and browser share battles are painful to watch.  But it's unclear that the
fact that Mozilla is published under the MPL is actually relevant to the
discussion.

It may be that for a particular project, if the free/open source base
defines the space and it is well specified (e.g. Perl) AND there exists a
strong central maintenance authority, no formal standard is required.  The
community of users' needs is already satisfied for portability of
scripts/programs, and a Perl script writer is not tied to a particular
vendors' Perl implementation.  

If there is already a standard in the domain of discussion, and the
free/open source base is to meet the standard (e.g. the Linux kernel and
POSIX.1-1990 API), and here I am assuming the libre software implementation
community or development authority sees the value in conforming to the
standard (e.g. Mozilla and HTML or XML), then work to achieve conformance
needs to be done and proof of conformance demonstrated.  This requires
sufficient knowledge, desire, and resources to accomplish the goal.  

One of the early debates about the Linux kernel and UNIX95 brand was
thoroughly screwed up because while there existed a knowledgeable resource
with a paying customer, the customer didn't understand their own requirement
for standards well enough in relationship to the libre software model.  The
customer assumed that instead of investing in the work, and reaping the
benefit of a "UNIX specification conforming Linux kernel", they would wait
for the "free software community" to make it conforming (of their own
volition of course) and the customer would "get the implementation for
free."  Whew -- did *that* customer ever confuse free speech and free beer.

Anyway, those are my initial observations on free software and standards.

stephe

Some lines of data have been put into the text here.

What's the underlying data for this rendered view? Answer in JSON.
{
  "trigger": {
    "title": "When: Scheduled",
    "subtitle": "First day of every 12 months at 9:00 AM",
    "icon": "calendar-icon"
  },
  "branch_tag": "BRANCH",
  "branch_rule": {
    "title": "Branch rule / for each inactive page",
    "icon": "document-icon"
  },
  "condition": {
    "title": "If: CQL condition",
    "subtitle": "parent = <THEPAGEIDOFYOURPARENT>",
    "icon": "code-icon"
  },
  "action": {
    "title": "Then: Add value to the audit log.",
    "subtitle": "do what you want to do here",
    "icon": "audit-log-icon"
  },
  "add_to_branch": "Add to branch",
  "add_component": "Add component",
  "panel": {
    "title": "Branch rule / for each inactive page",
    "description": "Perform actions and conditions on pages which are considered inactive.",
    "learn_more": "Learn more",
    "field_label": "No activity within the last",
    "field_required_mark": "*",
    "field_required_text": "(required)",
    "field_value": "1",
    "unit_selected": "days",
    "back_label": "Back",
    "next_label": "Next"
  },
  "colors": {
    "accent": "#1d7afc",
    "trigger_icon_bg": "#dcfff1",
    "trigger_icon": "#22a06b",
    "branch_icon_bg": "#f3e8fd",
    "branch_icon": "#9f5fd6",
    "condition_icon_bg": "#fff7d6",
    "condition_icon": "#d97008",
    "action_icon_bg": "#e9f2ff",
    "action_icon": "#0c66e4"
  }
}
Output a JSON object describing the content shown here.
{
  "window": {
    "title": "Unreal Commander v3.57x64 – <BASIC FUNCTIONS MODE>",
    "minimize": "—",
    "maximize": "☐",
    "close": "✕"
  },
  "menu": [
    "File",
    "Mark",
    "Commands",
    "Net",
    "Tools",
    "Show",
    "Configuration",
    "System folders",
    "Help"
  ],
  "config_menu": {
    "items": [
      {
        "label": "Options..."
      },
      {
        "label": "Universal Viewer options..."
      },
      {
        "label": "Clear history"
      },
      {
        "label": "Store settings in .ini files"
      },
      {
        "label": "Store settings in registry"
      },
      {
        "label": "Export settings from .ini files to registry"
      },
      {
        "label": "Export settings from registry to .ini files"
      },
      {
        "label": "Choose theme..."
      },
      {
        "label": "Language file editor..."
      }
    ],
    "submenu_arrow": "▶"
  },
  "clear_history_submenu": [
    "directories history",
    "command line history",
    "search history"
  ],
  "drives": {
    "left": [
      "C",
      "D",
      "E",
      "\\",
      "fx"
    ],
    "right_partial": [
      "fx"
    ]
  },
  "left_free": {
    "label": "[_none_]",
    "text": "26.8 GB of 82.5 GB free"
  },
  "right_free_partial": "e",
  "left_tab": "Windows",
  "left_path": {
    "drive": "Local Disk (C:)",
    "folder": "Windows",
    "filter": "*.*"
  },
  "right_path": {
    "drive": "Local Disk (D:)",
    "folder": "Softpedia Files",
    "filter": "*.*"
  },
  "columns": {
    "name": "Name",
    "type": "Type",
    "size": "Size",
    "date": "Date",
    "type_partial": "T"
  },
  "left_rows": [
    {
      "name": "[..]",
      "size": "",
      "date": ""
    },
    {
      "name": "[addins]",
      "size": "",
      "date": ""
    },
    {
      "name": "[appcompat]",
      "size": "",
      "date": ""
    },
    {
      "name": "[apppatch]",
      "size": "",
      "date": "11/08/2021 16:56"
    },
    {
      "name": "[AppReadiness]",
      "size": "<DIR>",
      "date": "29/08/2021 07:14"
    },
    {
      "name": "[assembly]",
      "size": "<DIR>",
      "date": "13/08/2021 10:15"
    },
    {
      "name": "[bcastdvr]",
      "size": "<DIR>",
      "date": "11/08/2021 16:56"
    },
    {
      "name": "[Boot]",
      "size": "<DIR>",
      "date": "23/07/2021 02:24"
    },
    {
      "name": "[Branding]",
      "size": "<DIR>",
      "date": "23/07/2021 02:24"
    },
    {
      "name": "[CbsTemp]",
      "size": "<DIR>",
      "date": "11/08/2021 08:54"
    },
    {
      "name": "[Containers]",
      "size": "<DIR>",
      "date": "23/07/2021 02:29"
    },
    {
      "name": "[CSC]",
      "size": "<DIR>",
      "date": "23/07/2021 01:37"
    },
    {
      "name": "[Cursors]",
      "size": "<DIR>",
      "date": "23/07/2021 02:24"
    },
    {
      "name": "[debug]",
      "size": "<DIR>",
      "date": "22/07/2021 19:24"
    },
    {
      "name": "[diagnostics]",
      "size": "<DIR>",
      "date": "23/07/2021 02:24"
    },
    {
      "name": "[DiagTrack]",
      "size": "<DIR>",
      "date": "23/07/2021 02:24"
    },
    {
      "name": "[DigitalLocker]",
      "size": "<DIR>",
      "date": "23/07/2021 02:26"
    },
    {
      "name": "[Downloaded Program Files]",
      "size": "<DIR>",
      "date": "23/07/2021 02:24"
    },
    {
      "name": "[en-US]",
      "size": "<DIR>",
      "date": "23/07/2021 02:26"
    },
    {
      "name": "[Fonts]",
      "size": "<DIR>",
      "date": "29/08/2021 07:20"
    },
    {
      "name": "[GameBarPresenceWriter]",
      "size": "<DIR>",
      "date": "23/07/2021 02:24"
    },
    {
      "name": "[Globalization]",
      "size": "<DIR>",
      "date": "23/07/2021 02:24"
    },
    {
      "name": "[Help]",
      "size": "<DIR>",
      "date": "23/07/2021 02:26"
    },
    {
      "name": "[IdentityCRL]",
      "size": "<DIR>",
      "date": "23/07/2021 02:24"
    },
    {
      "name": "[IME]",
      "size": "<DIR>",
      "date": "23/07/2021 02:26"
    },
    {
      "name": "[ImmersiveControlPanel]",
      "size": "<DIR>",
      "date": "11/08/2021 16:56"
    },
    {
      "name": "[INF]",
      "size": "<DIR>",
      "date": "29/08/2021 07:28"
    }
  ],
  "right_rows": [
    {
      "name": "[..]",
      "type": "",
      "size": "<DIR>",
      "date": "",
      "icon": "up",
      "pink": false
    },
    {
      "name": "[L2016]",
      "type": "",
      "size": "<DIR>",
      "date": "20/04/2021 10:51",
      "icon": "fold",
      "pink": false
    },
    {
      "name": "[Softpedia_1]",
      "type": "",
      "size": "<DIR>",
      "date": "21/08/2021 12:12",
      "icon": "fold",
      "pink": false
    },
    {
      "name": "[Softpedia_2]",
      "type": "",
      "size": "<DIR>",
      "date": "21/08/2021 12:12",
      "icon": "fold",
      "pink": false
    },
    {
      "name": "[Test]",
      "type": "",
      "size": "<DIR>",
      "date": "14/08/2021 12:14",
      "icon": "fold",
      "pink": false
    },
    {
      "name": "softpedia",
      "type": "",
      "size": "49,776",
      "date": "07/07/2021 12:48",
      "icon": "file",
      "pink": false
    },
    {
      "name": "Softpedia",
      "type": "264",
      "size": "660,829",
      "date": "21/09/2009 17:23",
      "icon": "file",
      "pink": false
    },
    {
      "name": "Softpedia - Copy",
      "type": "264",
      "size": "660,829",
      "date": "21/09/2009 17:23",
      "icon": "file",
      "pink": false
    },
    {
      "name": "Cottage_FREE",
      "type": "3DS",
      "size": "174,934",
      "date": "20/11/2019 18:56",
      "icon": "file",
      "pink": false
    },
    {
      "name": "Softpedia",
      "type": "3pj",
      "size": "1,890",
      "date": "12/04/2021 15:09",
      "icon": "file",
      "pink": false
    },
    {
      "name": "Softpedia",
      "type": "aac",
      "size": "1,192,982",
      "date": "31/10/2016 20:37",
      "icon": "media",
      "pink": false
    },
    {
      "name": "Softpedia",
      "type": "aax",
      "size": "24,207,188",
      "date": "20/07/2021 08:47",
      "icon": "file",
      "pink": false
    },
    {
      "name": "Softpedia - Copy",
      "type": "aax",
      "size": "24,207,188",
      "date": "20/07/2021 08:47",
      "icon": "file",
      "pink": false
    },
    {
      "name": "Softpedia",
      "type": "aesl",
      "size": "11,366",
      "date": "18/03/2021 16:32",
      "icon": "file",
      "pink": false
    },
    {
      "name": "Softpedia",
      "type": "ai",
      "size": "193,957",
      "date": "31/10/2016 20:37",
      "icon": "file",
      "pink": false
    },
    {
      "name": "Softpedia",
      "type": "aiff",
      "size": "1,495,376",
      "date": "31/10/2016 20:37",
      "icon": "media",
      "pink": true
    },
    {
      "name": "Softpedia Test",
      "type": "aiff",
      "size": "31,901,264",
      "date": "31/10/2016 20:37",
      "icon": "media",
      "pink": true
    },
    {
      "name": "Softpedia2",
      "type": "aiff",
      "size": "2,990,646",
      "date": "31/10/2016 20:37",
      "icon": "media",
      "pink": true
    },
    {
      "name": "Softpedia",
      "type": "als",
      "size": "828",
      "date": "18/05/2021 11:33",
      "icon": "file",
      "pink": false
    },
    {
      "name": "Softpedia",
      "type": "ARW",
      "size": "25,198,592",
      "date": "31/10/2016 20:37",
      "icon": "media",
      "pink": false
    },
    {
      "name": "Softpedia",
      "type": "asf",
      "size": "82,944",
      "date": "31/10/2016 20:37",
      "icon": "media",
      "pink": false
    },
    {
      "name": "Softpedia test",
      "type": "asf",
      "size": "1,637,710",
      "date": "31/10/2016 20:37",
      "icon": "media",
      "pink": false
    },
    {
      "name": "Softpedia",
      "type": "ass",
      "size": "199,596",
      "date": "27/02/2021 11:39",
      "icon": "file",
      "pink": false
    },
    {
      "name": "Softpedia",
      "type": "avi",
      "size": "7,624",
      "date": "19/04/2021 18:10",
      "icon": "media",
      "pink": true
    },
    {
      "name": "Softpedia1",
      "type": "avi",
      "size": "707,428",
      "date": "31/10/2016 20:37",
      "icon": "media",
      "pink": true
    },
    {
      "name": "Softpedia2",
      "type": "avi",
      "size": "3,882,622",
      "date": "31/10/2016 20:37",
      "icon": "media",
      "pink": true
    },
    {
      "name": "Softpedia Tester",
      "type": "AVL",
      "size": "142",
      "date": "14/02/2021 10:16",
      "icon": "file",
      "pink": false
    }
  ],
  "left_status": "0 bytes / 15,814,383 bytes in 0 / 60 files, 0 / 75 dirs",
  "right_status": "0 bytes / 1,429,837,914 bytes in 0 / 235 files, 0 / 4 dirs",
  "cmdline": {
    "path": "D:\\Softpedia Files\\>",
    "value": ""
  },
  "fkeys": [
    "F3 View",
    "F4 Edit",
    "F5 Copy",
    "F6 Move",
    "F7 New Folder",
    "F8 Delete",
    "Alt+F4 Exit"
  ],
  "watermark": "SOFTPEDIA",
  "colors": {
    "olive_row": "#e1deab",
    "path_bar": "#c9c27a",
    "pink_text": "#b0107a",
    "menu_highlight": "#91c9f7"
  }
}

Stephen R. Walli               http://www.interix.com          +1 519 571
0427
OPENNT is now INTERIX
The name in Open Systems solutions for Windows NT